Why Marriage Matters: Frequently Asked Questions

Posted on February 10, 2013

Why do gay and lesbian couples want to get married?

Gay and lesbian couples want to marry for similar reasons as anyone—to make a public promise of love, responsibility and lifetime commitment. They want to stand in front of family and friends and make a lifetime commitment to the person they love, to share all the joys and sorrows that life can bring, and to be a family, and to be able to protect that family. None of us would want to be told it’s illegal to marry the person we love.

Does civil marriage for gay couples affect churches or other religious institutions?

No. It does not affect religious marriages, religious institutions or clergy in any way. No church or religion would be forced to marry same-sex couples, or recognize same-sex marriage within the context of their religious beliefs. Religious freedom is protected.

Does this change the definition of marriage?

No. Allowing same-sex couples to marry does not change the meaning of marriage. It simply allows same-sex couples to marry the person they love, to establish and protect a family and to make a lifetime commitment in the same way that other couples are able to.

Aren’t there other alternatives to marriage for gay and lesbian couples?

Marriage is something unique and special that we wouldn’t want to deny to someone else. There have been attempts to create marriage-like relationships, but they don’t work. We shouldn’t separate one group of people into a separate category with separate laws. A domestic partnership doesn’t carry the same meaning, or legal protections, as marriage. Many of us have gay and lesbian family members, neighbors, co-workers, and friends who we love and respect, and who are good parents and good people. They deserve to be treated equally.

Why should voters make it legal for gay and lesbian couples to marry in Oregon?

In Oregon, there are certain truths we hold dear. We believe in basic freedom. In tolerance. In treating others as we would want to be treated ourselves. We should listen to our hearts, and the values we all share—and vote yes to the freedom to marry.

Why have this conversation?
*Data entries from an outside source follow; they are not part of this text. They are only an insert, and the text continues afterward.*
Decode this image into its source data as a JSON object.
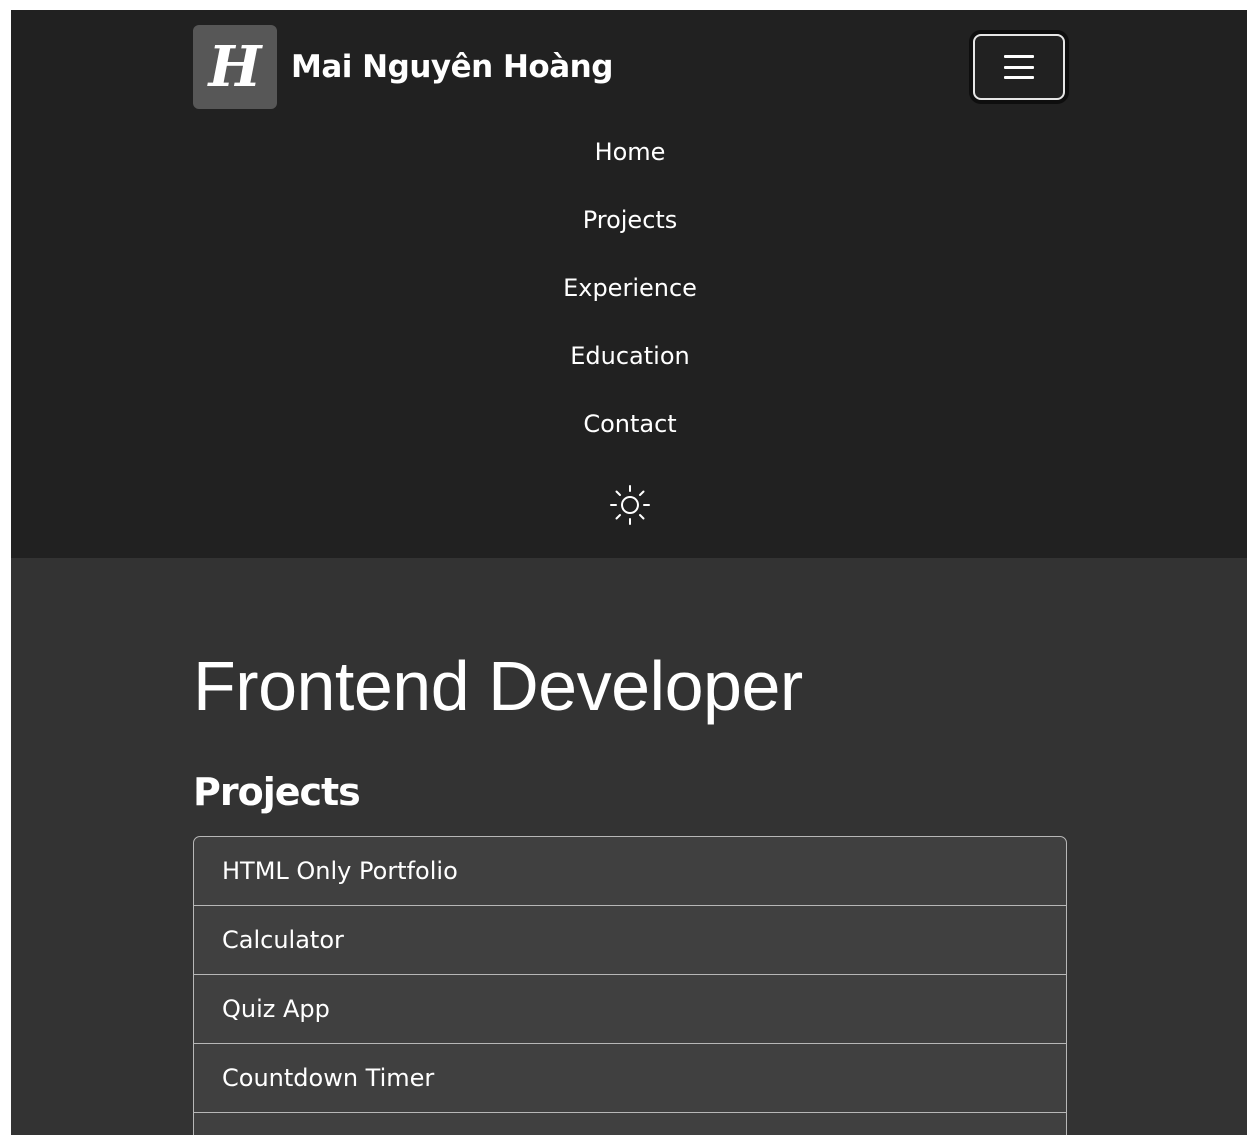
{
  "brand": {
    "logo_letter": "H",
    "name": "Mai Nguyên Hoàng"
  },
  "navbar": {
    "toggler_icon": "hamburger-menu-icon",
    "links": [
      "Home",
      "Projects",
      "Experience",
      "Education",
      "Contact"
    ],
    "theme_toggle_icon": "sun-icon"
  },
  "hero": {
    "title": "Frontend Developer"
  },
  "projects": {
    "heading": "Projects",
    "items": [
      "HTML Only Portfolio",
      "Calculator",
      "Quiz App",
      "Countdown Timer",
      ""
    ]
  },
  "colors": {
    "navbar_bg": "#212121",
    "page_bg": "#333333",
    "list_item_bg": "#404040",
    "logo_bg": "#575757",
    "text": "#ffffff",
    "border": "#b7b7b7"
  }
}
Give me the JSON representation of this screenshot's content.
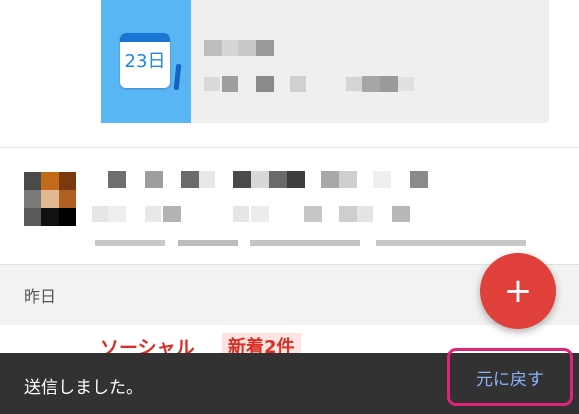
{
  "top_card": {
    "thumbnail_date": "23日",
    "thumbnail_icon": "calendar-icon"
  },
  "section": {
    "label": "昨日"
  },
  "social_message": {
    "category": "ソーシャル",
    "badge": "新着2件"
  },
  "fab": {
    "icon": "plus-icon",
    "label": "+"
  },
  "snackbar": {
    "message": "送信しました。",
    "undo_label": "元に戻す"
  },
  "colors": {
    "accent_red": "#e0403a",
    "snackbar_bg": "#323232",
    "undo_text": "#8ab4f8",
    "highlight_border": "#e2237a",
    "calendar_blue": "#58b6f5"
  }
}
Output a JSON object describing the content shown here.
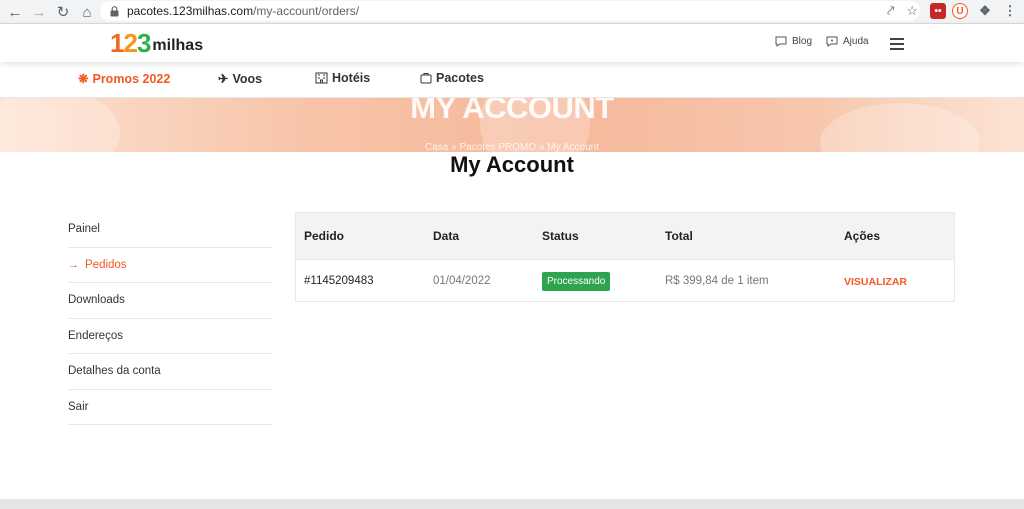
{
  "browser": {
    "url_domain": "pacotes.123milhas.com",
    "url_path": "/my-account/orders/",
    "ext_user_initial": "U"
  },
  "header": {
    "logo_digits": [
      "1",
      "2",
      "3"
    ],
    "logo_word": "milhas",
    "blog_label": "Blog",
    "help_label": "Ajuda"
  },
  "nav": {
    "items": [
      {
        "label": "Promos 2022",
        "icon": "gear-icon"
      },
      {
        "label": "Voos",
        "icon": "plane-icon"
      },
      {
        "label": "Hotéis",
        "icon": "hotel-icon"
      },
      {
        "label": "Pacotes",
        "icon": "suitcase-icon"
      }
    ]
  },
  "banner": {
    "title": "MY ACCOUNT",
    "breadcrumb": "Casa  »  Pacotes PROMO  »  My Account"
  },
  "page": {
    "title": "My Account"
  },
  "sidebar": {
    "items": [
      {
        "label": "Painel"
      },
      {
        "label": "Pedidos",
        "active": true
      },
      {
        "label": "Downloads"
      },
      {
        "label": "Endereços"
      },
      {
        "label": "Detalhes da conta"
      },
      {
        "label": "Sair"
      }
    ]
  },
  "orders": {
    "headers": [
      "Pedido",
      "Data",
      "Status",
      "Total",
      "Ações"
    ],
    "rows": [
      {
        "order": "#1145209483",
        "date": "01/04/2022",
        "status": "Processando",
        "total": "R$ 399,84 de 1 item",
        "action": "VISUALIZAR"
      }
    ]
  },
  "colors": {
    "accent": "#f15a24",
    "status_processing": "#2ea44f"
  }
}
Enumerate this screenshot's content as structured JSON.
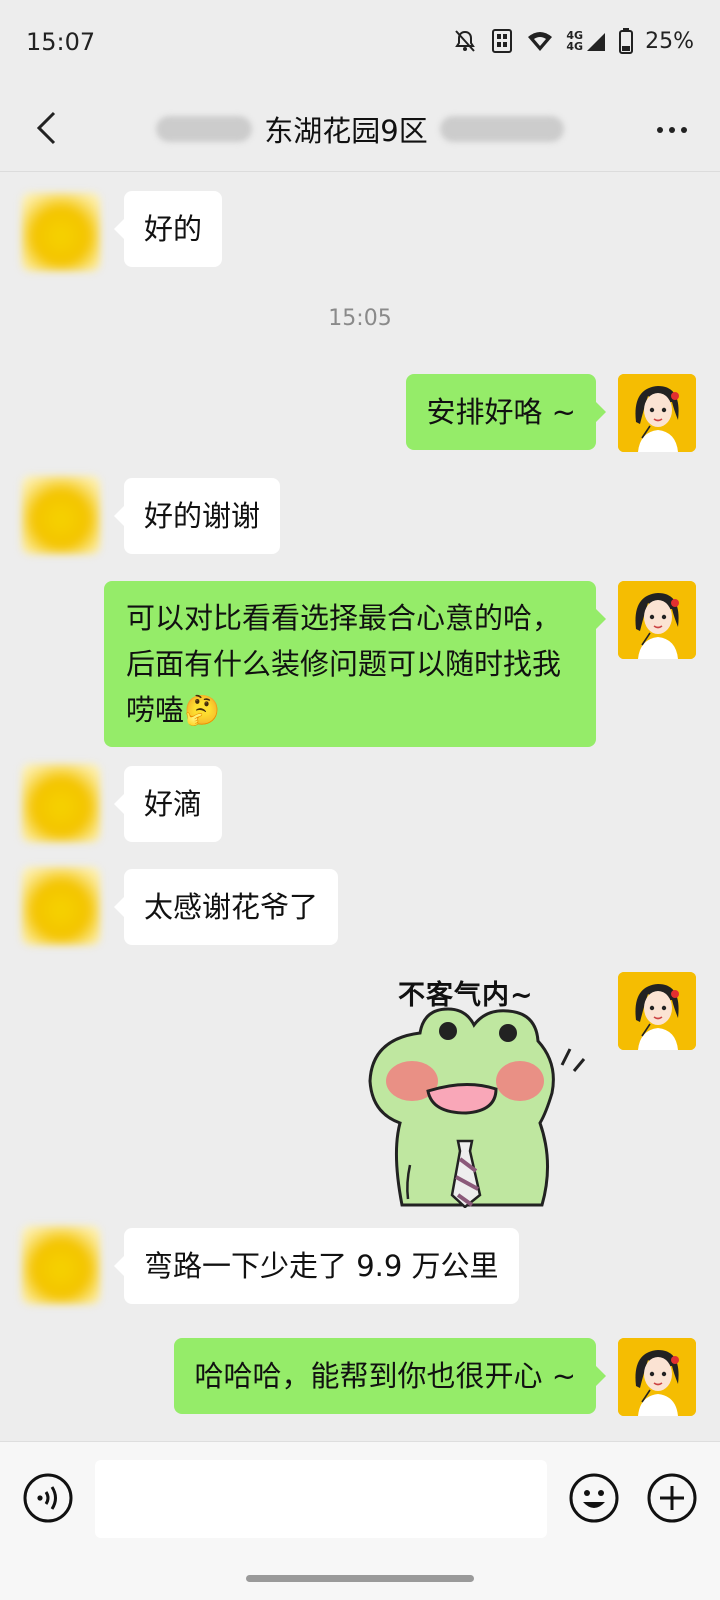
{
  "status_bar": {
    "time": "15:07",
    "network": "4G",
    "battery": "25%",
    "icons": [
      "mute-bell-icon",
      "vibrate-icon",
      "wifi-icon",
      "signal-icon",
      "battery-icon"
    ]
  },
  "header": {
    "title": "东湖花园9区",
    "back_icon": "chevron-left-icon",
    "more_icon": "ellipsis-icon"
  },
  "messages": [
    {
      "side": "in",
      "text": "好的"
    },
    {
      "type": "timestamp",
      "text": "15:05"
    },
    {
      "side": "out",
      "text": "安排好咯 ~"
    },
    {
      "side": "in",
      "text": "好的谢谢"
    },
    {
      "side": "out",
      "text": "可以对比看看选择最合心意的哈，后面有什么装修问题可以随时找我唠嗑🤔"
    },
    {
      "side": "in",
      "text": "好滴"
    },
    {
      "side": "in",
      "text": "太感谢花爷了"
    },
    {
      "side": "out",
      "type": "sticker",
      "caption": "不客气内~",
      "sticker": "frog-with-tie"
    },
    {
      "side": "in",
      "text": "弯路一下少走了 9.9 万公里"
    },
    {
      "side": "out",
      "text": "哈哈哈，能帮到你也很开心 ~"
    }
  ],
  "input_bar": {
    "placeholder": "",
    "voice_icon": "voice-icon",
    "emoji_icon": "emoji-icon",
    "plus_icon": "plus-icon"
  },
  "colors": {
    "background": "#ededed",
    "bubble_out": "#95ec69",
    "bubble_in": "#ffffff",
    "avatar_me_bg": "#f5bd02"
  }
}
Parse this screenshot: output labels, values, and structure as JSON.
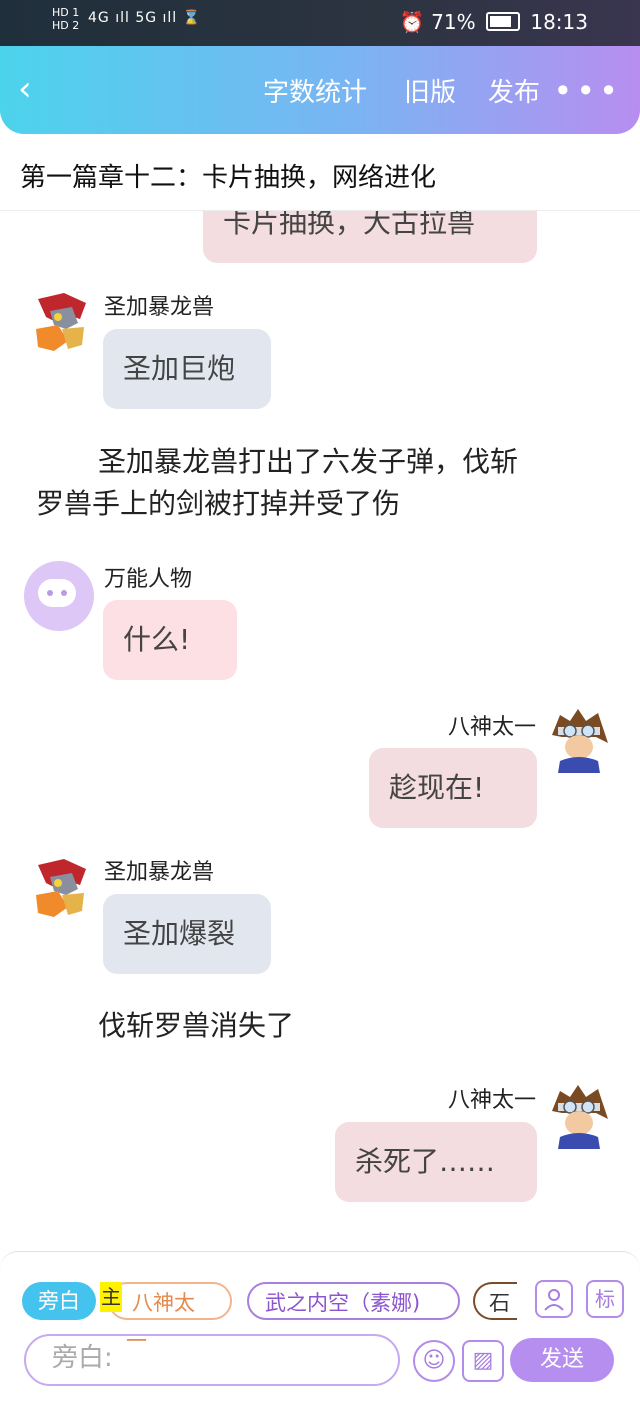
{
  "status_bar": {
    "left_top": "HD 1",
    "left_bottom": "HD 2",
    "signal": "4G ıll 5G ıll ⌛",
    "right": "⏰ 71%",
    "time": "18:13"
  },
  "header": {
    "back": "‹",
    "word_count": "字数统计",
    "old_version": "旧版",
    "publish": "发布",
    "more": "•••"
  },
  "chapter_title": "第一篇章十二：卡片抽换，网络进化",
  "messages": {
    "m0": "卡片抽换，大古拉兽",
    "m1_name": "圣加暴龙兽",
    "m1_text": "圣加巨炮",
    "n1_line1": "圣加暴龙兽打出了六发子弹，伐斩",
    "n1_line2": "罗兽手上的剑被打掉并受了伤",
    "m2_name": "万能人物",
    "m2_text": "什么!",
    "m3_name": "八神太一",
    "m3_text": "趁现在!",
    "m4_name": "圣加暴龙兽",
    "m4_text": "圣加爆裂",
    "n2": "伐斩罗兽消失了",
    "m5_name": "八神太一",
    "m5_text": "杀死了……"
  },
  "composer": {
    "role_active": "旁白",
    "main_mark": "主",
    "role_2": "八神太一",
    "role_3": "武之内空（素娜)",
    "role_4": "石",
    "icon_person": "person-card-icon",
    "icon_tag_label": "标",
    "input_placeholder": "旁白:",
    "emoji_icon": "☺",
    "image_icon": "▨",
    "send": "发送"
  },
  "colors": {
    "header_start": "#4cd3ec",
    "header_end": "#b78ef0",
    "accent_purple": "#b58ef0",
    "narration_chip": "#45c3ef"
  }
}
The single most important action Oregonians can take towards achieving marriage for gay and lesbian couples is having conversations with friends, family, co-workers, neighbors about why the freedom to marry matters to them. Don’t assume they know how you feel about it – talk to them.